How Not To React To A Tragedy On Social Media
24 May 2017, 14:06 | Updated: 17 October 2017, 09:47
When something terrible happens, we will often rush to social media to react. However choosing the appropriate way to react can sometimes be difficult...
The recent terrorist attack in Manchester was a chance to reflect on many things, few of them good. One thing we can ponder is the way in which we react to terrible events in the age of the internet. In our society, an inevitable part of an all-encompassing news event is reaction on various forms of media. In times of crisis, countless people react; but the question of what, exactly, is the most appropriate way to react, is a matter of debate.
You don't have to make it about you.
Human beings are empathetic creatures (by and large). We understand the feelings of others because we are able to mentally place ourselves into their shoes and enter their frame of mind. It is not a bad thing, then, that people will naturally try to comprehend a tragedy, particularly an utterly senseless tragedy, by inserting themselves into the situation. That being said - although it is not (usually) done for malicious reasons, the instinct to insert yourself into a story and in some way make it about you can often backfire horribly.
You may be trying to empathise, but taking an event that has no immediate bearing on you and reframing it around yourself can come across as incredibly selfish; and at worst, it can give the impression that you're trying to capitalise on an atrocity to gain some free attention. This is especially compounded if you're a public figure or have a large following on social media.
On the night of the Manchester Attacks, YouTuber Gabriella Lindley, in a stunning display of tone-deafness, decided to immediately react to the unfolding news with a series of tweets about how she "had had a dream about a terrorist attack" and how this must be proof that she's "psychic". Gabby is, of course, allowed express herself as she wants; but the tweets displayed a distinct lack of understanding of the situation. People had died. Children had only just died. That was not the moment to start telling your thousands of followers about how the news was actually sort of about you, and your magical terrorist attack prediction powers.
To be clear, Gabby will not have sent these tweets out with malicious intent. She wouldn't have been trying to upset people; but she did upset people - and she soon deleted the tweets as result. The reason why this happened was because she made a mistake that we are all capable of making, especially on social media - she didn't think.
When something happens, it is a primal instinct within us to ask, first and foremost, does this affect me? Whether it be our own safety, or the safety of people, animals, places etc that we love, we always put ourselves first. When you combine this instinct with internet services that allow you to project your thoughts to thousands upon thousands of people in a matter of seconds, you can easily run into trouble. We saw this already this year when YouTuber Jack Jones decided to accompany a tweet about the Westminster Attack, with a pouting picture of himself.

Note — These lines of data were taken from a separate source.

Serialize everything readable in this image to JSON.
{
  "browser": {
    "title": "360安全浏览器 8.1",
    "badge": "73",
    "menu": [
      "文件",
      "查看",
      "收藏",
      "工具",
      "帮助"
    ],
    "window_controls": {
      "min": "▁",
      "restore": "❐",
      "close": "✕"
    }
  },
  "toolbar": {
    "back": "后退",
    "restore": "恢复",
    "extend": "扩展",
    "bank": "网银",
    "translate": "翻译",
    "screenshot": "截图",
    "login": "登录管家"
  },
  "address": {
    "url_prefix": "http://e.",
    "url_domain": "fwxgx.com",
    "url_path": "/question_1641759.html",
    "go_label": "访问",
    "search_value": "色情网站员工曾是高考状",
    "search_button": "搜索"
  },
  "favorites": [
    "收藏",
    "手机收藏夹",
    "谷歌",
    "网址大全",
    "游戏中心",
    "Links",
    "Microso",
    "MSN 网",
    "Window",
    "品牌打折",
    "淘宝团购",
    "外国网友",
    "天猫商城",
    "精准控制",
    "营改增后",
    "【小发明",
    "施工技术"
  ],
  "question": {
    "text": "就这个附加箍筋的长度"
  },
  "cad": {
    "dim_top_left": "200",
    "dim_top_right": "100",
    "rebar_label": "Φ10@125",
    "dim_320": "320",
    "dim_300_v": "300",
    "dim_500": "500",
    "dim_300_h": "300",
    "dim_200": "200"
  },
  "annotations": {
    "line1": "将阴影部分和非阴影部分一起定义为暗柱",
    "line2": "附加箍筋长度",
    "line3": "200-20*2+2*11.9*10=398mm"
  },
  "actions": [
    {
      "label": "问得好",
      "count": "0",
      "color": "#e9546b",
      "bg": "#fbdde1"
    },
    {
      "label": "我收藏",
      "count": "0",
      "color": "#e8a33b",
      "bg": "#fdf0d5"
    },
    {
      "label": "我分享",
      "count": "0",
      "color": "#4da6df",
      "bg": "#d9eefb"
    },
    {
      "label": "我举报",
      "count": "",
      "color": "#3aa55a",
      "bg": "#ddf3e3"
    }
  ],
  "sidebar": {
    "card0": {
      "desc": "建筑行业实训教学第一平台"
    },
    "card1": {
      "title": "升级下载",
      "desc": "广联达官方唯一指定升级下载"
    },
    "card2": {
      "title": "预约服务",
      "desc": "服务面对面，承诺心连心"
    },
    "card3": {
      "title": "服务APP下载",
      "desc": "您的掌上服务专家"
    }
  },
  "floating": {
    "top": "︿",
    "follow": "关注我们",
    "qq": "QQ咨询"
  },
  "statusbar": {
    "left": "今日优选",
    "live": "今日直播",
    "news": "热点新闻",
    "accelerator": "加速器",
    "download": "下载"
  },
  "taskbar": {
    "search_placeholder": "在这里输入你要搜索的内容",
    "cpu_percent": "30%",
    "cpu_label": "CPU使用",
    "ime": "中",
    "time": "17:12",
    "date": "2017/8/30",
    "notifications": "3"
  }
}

The solution is simple: Stop yourself for a moment. Step back and look at the big picture. If your take on the situation could be perceived as self-serving, it's probably because it kind of is - and the people who will push back against you are not being 'haters', but are actually reacting pretty reasonably.
Be wary of unconfirmed news.
In the immediate aftermath of a tragic event (or even as it is unfolding), there will be a flurry of information swimming around social media; much of it unconfirmed. Time and time again, people share pictures 'from the scene'; which are actually from events that occurred in an entirely different time and place. There were a good few people sharing images from a previous police training exercise, believing they were images from the Manchester attack.
If information is not coming from a well-known news source, be wary of it. Many lesser known news sources brag about being 'faster' than traditional sources like the BBC, but the reason why those bigger sources tend to be 'slower' is because they take the time to verify information before they report it. There's no point being fast if you're wrong. Misinformation can also confuse rescue efforts and cause people unnecessary worry or stress.
Save your hot take, at least for a day.
This latest tragedy might well align with some political theory you have. You might be very excited to let everyone know just how spicy your take on the event is. But as a top tip: if the names of the deceased have not even been confirmed yet, maybe hold off your #contro theory. There will be endless days ahead for you to espouse your view on why things happened the way they did. But in the early stages, when nothing is even confirmed yet, maybe hold off - at least out of respect for those affected.
Sometimes silence is golden.
In the hubbub of social media, people can often forget that there is always an alternate choice to every online action - do nothing. You don't have to tweet. You don't have to deliver a view. Sometimes there is nothing you need to say, and no one needs you to say anything. In a world of increased interactivity and connectivity, we can sometimes forget that sometimes, you don't need to weigh in.
This is doubly true for jokes.
There's a theory that comedy = tragedy + time. If you're not going to at least factor in the 'time' element, then you're going to be (correctly) derided for being an unsympathetic arsehole. Many would argue that there is never really a good time to start cracking jokes about a terror attack that killed multiple people. But if you simply must, then at least wait until time has passed since the event, so the family and friends of the deceased don't have to witness your bullshit while they search for information on the missing.
Those are my views on the issue, but what do you think? Let us know in the comment section below, or on our Facebook page - and have a nice day.